“One of the most important conclusions the first CREST trial came up with was that when you combined the outcomes of myocardial infarction, stroke and death and you looked at them together, CAS is no different than CEA,” says Dr. Lal, who is serving as one of two national principal investigators on the CREST-2 trial. “So purists would say, once you prove these are equivalent, all you need to do now is compare either of the procedures to medical management.
“My concern planning this trial was if we mixed these two procedures into a common arm, we would open ourselves to criticism from supporters of one or the other. And for a practicing physician, it would still leave some doubt as to which procedure was better or not better than medical management,” he adds. “I thought the best solution was to keep it clean and separate. Why do we do these expensive, effort-intensive trials? So when a patient walks in a [physician’s] door, they can categorically say ‘This is the best treatment for you.’ If we’re still going to come up with a cloudy result, we’ve not really done anyone any service.”
Dated Research Still Guides Treatment
Even now, Dr. Lal says, physicians refer to the recommendations of the Asymptomatic Carotid Atherosclerosis Study (ACAS) — which compared CEA to intensive medical management — to guide treatment of patients with asymptomatic carotid stenosis. But those results were published 20 years ago and intensive medical management combining medication with aggressive lifestyle modifications is much more advanced today.
“The reason we need to do this research again is that stenting has emerged as an alternate treatment since that time and medical management has improved greatly over the past 25 years,” Dr. Lal explains. “We have many new anti-platelet drugs to prevent clotting and statins — which weren’t available then — that lower cholesterol dramatically. Plus we now have detailed and effective guidelines to manage diabetes and hypertension, so the area of risk factor management now has improved dramatically.
“Trying to follow the recommendations established back then may not be the appropriate way of treating patients in this day and age,” he adds.
As a result of improvements and refinements among all three standard treatments, the stroke rate among patients has been cut in half. But CREST-2 should help physicians be able to make the choice precisely suiting each patient, Dr. Lal says.

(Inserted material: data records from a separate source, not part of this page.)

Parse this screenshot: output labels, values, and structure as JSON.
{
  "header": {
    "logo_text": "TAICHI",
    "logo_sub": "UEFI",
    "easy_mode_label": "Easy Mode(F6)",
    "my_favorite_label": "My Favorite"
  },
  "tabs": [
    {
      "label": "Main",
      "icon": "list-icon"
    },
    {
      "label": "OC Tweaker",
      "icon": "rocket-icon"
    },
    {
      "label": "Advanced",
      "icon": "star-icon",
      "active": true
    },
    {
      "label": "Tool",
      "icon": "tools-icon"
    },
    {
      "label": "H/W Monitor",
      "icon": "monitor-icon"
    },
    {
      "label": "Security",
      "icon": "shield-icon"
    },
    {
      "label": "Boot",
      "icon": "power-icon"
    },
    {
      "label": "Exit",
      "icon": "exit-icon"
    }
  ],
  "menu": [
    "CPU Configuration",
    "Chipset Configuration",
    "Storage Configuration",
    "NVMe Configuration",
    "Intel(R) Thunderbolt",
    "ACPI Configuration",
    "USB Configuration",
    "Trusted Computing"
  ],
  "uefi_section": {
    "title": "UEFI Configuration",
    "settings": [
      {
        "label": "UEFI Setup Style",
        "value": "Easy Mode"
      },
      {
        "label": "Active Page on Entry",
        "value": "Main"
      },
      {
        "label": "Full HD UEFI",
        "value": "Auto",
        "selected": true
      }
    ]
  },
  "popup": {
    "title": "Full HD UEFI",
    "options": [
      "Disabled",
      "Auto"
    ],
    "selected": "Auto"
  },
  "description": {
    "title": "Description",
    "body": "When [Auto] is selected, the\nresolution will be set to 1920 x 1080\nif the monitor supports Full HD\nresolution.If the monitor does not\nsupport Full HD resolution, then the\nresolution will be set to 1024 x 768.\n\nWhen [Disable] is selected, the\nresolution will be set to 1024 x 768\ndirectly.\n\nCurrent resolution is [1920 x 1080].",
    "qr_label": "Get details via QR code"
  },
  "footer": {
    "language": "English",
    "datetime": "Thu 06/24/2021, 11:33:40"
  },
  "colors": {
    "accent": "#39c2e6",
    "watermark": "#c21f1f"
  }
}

“At the end of the day, when someone comes to me and says, ‘You’re a vascular surgeon. Why are you doing this study?’ I can respond, ‘No matter which treatment modality comes out better, it’s a win’,” he says. “Because ultimately, we’re figuring out what’s best for the patient.”
CREST-2 Data Eagerly Anticipated
While the researchers involved are eager to learn the results of CREST-2, which will unfold over the next five years, many other groups also have an interest in the coming data: NINDS, of course, but also the Food and Drug Administration, Agency for Healthcare Research & Quality (AHRQ) and the Centers for Medicare & Medicaid Services (CMS). Also curious are investigators of the second European Carotid Surgery Trail (ECST-2), who share CREST-2 researchers’ goal of harmonizing the two protocols, if possible.
With between one and three million Americans at any given point suffering from asymptomatic carotid artery stenosis, “This trial will help determine what’s the best way of treating a large proportion of patients in the U.S.,” Dr. Lal says. “Furthermore, it will become the de facto preferred treatment modality across the world. The fact that all of these agencies are tremendously interested is a reflection of how important this question is and the potential impact we can have.”
For more information, contact Vascular Surgery at 410-328-5840.
This page was last updated: February 4, 2014